§ **Exercise objective**:
Repeat the entries exactly as they appear.

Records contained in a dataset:
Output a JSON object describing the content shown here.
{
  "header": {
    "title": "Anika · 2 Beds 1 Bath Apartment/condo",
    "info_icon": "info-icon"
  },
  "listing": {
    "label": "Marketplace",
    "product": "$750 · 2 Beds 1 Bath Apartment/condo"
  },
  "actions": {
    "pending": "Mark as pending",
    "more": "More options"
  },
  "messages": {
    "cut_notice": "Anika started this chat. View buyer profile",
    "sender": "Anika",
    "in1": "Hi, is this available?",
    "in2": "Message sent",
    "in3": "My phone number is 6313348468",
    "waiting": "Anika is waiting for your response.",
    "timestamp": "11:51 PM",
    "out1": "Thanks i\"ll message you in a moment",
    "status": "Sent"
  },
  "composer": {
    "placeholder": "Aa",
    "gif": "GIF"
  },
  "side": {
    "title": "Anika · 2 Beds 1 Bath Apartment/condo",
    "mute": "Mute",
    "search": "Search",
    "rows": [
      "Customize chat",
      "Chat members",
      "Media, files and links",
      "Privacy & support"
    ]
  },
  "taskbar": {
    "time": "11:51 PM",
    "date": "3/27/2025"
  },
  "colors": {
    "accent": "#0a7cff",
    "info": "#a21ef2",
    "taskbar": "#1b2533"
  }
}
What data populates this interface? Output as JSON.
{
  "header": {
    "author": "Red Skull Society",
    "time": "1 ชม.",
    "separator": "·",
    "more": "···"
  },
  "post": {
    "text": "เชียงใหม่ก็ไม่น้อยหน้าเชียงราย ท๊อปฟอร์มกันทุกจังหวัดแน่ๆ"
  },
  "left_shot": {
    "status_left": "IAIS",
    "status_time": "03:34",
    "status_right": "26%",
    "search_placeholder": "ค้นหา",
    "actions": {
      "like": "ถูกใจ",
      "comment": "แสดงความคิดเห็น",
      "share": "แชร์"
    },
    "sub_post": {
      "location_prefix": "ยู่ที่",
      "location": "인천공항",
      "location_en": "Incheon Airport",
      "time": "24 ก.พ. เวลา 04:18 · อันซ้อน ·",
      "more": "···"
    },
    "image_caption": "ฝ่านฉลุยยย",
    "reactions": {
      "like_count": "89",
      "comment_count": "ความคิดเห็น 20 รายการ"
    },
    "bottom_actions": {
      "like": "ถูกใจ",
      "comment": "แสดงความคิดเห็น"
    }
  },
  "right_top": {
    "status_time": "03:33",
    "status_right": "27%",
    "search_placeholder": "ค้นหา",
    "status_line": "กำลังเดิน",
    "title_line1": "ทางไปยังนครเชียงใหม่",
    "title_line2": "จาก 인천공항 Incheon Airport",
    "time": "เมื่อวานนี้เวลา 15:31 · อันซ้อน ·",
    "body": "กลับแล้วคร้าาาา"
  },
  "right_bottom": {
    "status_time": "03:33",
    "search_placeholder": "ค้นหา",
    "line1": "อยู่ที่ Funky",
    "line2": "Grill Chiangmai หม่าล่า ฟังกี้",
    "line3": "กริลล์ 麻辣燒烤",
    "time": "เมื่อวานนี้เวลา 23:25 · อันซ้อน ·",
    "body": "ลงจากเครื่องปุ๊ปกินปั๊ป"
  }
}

§ **Written response**:
Output a JSON object describing the content shown here.
{
  "header": {
    "title": "Anika · 2 Beds 1 Bath Apartment/condo",
    "info_icon": "info-icon"
  },
  "listing": {
    "label": "Marketplace",
    "product": "$750 · 2 Beds 1 Bath Apartment/condo"
  },
  "actions": {
    "pending": "Mark as pending",
    "more": "More options"
  },
  "messages": {
    "cut_notice": "Anika started this chat. View buyer profile",
    "sender": "Anika",
    "in1": "Hi, is this available?",
    "in2": "Message sent",
    "in3": "My phone number is 6313348468",
    "waiting": "Anika is waiting for your response.",
    "timestamp": "11:51 PM",
    "out1": "Thanks i\"ll message you in a moment",
    "status": "Sent"
  },
  "composer": {
    "placeholder": "Aa",
    "gif": "GIF"
  },
  "side": {
    "title": "Anika · 2 Beds 1 Bath Apartment/condo",
    "mute": "Mute",
    "search": "Search",
    "rows": [
      "Customize chat",
      "Chat members",
      "Media, files and links",
      "Privacy & support"
    ]
  },
  "taskbar": {
    "time": "11:51 PM",
    "date": "3/27/2025"
  },
  "colors": {
    "accent": "#0a7cff",
    "info": "#a21ef2",
    "taskbar": "#1b2533"
  }
}
What data populates this interface? Output as JSON.
{
  "header": {
    "author": "Red Skull Society",
    "time": "1 ชม.",
    "separator": "·",
    "more": "···"
  },
  "post": {
    "text": "เชียงใหม่ก็ไม่น้อยหน้าเชียงราย ท๊อปฟอร์มกันทุกจังหวัดแน่ๆ"
  },
  "left_shot": {
    "status_left": "IAIS",
    "status_time": "03:34",
    "status_right": "26%",
    "search_placeholder": "ค้นหา",
    "actions": {
      "like": "ถูกใจ",
      "comment": "แสดงความคิดเห็น",
      "share": "แชร์"
    },
    "sub_post": {
      "location_prefix": "ยู่ที่",
      "location": "인천공항",
      "location_en": "Incheon Airport",
      "time": "24 ก.พ. เวลา 04:18 · อันซ้อน ·",
      "more": "···"
    },
    "image_caption": "ฝ่านฉลุยยย",
    "reactions": {
      "like_count": "89",
      "comment_count": "ความคิดเห็น 20 รายการ"
    },
    "bottom_actions": {
      "like": "ถูกใจ",
      "comment": "แสดงความคิดเห็น"
    }
  },
  "right_top": {
    "status_time": "03:33",
    "status_right": "27%",
    "search_placeholder": "ค้นหา",
    "status_line": "กำลังเดิน",
    "title_line1": "ทางไปยังนครเชียงใหม่",
    "title_line2": "จาก 인천공항 Incheon Airport",
    "time": "เมื่อวานนี้เวลา 15:31 · อันซ้อน ·",
    "body": "กลับแล้วคร้าาาา"
  },
  "right_bottom": {
    "status_time": "03:33",
    "search_placeholder": "ค้นหา",
    "line1": "อยู่ที่ Funky",
    "line2": "Grill Chiangmai หม่าล่า ฟังกี้",
    "line3": "กริลล์ 麻辣燒烤",
    "time": "เมื่อวานนี้เวลา 23:25 · อันซ้อน ·",
    "body": "ลงจากเครื่องปุ๊ปกินปั๊ป"
  }
}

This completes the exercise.